Thoft's new novel is Duplicity.
Recently I asked the author about what she was reading. Her reply:
One of my recent favorites is Stalling for Time by Gary Noesner. It’s a non-fiction account of Noesner’s time as an FBI negotiator during which he was involved in the negotiations to end the hijacking of the Achille Lauro cruise ship, the Branch Davidian siege in Waco, Texas, and the standoff with the Republic of Texas militia. A natural born storyteller, Noesner kept me on the edge of my seat throughout the book while describing the critical balance between force and negotiation in crisis situations. I was most fascinated by the role that psychology plays in reaching peaceful resolutions when the stakes are life and death. This book was so compelling, I finished it in two days!Visit Ingrid Thoft's website.
What You Break, is the second installment in Reed Farrel Coleman’s critically acclaimed Gus Murphy series. The first, Where It Hurts was just nominated for an Edgar Award for best mystery novel of the year.
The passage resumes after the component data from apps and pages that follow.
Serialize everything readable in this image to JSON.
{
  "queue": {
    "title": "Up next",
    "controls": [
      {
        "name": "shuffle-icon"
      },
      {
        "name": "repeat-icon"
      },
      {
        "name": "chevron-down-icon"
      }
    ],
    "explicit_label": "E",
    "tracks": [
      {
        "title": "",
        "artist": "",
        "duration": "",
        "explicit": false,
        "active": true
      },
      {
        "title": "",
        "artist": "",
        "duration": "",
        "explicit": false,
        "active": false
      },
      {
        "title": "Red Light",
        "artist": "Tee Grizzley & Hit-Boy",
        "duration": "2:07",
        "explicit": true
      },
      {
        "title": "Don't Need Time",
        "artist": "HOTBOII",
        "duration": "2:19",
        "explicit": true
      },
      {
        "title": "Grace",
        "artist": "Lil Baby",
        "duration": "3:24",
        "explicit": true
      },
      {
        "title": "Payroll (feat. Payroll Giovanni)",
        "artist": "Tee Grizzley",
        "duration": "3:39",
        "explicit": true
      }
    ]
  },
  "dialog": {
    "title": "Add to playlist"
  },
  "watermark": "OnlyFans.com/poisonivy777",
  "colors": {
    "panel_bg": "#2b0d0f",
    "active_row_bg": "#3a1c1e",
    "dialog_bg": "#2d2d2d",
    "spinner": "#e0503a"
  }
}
A retired cop turned hotel shuttle driver, Gus feels obligated to investigate when one of his co-workers gets into deep trouble. He also agrees to look into the death of a young woman, which rips off the tentative scab that Gus had grown in the aftermath of his son’s unexpected death. Gus’ humanity and Coleman’s taut prose create the picture of a man struggling to do his best in a difficult world. And readers who think they know Long Island (the Hamptons, Montauk, and other wealthy communities,) will have their eyes opened to the other less affluent Long Island so perfectly drawn by Coleman.
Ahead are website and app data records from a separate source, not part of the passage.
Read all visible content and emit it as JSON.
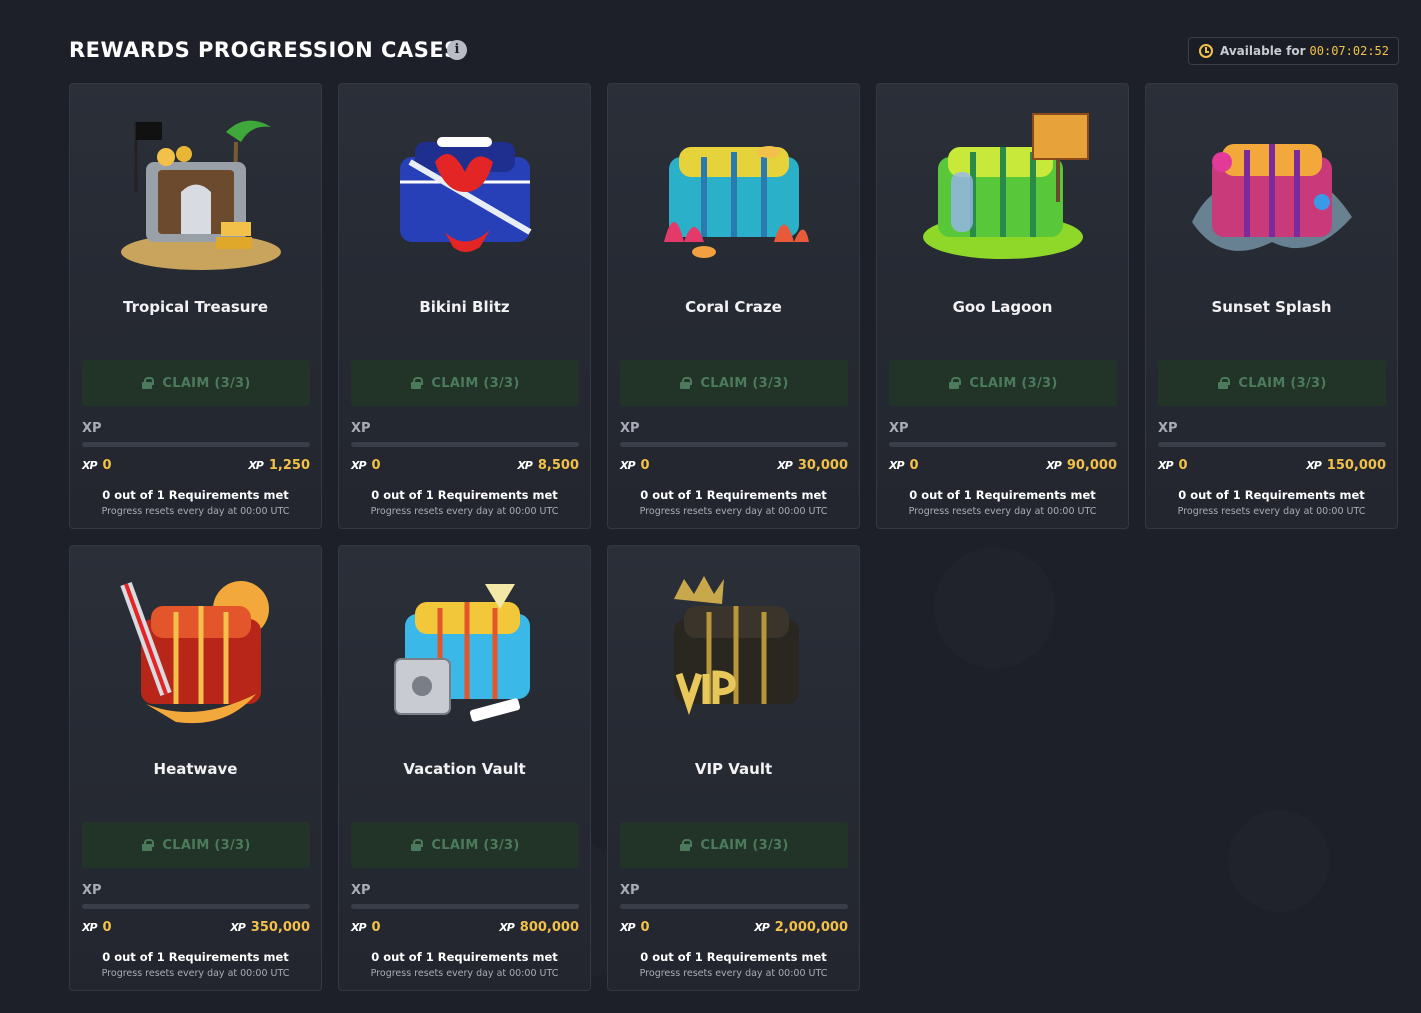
{
  "header": {
    "title": "REWARDS PROGRESSION CASES",
    "info_icon": "info-icon",
    "timer_label": "Available for",
    "timer_value": "00:07:02:52",
    "accent_color": "#f2c14a"
  },
  "common": {
    "claim_label": "CLAIM (3/3)",
    "xp_label": "XP",
    "xp_icon": "XP",
    "requirements": "0 out of 1 Requirements met",
    "reset_note": "Progress resets every day at 00:00 UTC"
  },
  "cases": [
    {
      "name": "Tropical Treasure",
      "xp_current": "0",
      "xp_target": "1,250",
      "progress": 0,
      "art": "tropical"
    },
    {
      "name": "Bikini Blitz",
      "xp_current": "0",
      "xp_target": "8,500",
      "progress": 0,
      "art": "bikini"
    },
    {
      "name": "Coral Craze",
      "xp_current": "0",
      "xp_target": "30,000",
      "progress": 0,
      "art": "coral"
    },
    {
      "name": "Goo Lagoon",
      "xp_current": "0",
      "xp_target": "90,000",
      "progress": 0,
      "art": "goo"
    },
    {
      "name": "Sunset Splash",
      "xp_current": "0",
      "xp_target": "150,000",
      "progress": 0,
      "art": "sunset"
    },
    {
      "name": "Heatwave",
      "xp_current": "0",
      "xp_target": "350,000",
      "progress": 0,
      "art": "heat"
    },
    {
      "name": "Vacation Vault",
      "xp_current": "0",
      "xp_target": "800,000",
      "progress": 0,
      "art": "vacation"
    },
    {
      "name": "VIP Vault",
      "xp_current": "0",
      "xp_target": "2,000,000",
      "progress": 0,
      "art": "vip"
    }
  ]
}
I recently revisited New Grub Street, a Victorian era novel written by George Gissing. I first read this book in a Victorian literature class in college and was quite taken by this tale of the publishing world in 1880s London. In the rereading, I’ve been struck by the similarities between publishing then and now and the challenges that have existed in the industry for more than 100 years. The struggle to make a living as a writer while staying true to one’s art is a constant source of angst for main characters Jasper Milvain and Edwin Reardon and would not be unfamiliar to writers in this day and age. In addition to the subject matter, the relationships and social mores of the late 1880s are endlessly entertaining. I highly recommend this book to readers looking for a change of pace from contemporary fare.
The Page 69 Test: Brutality.
The Page 69 Test: Duplicity.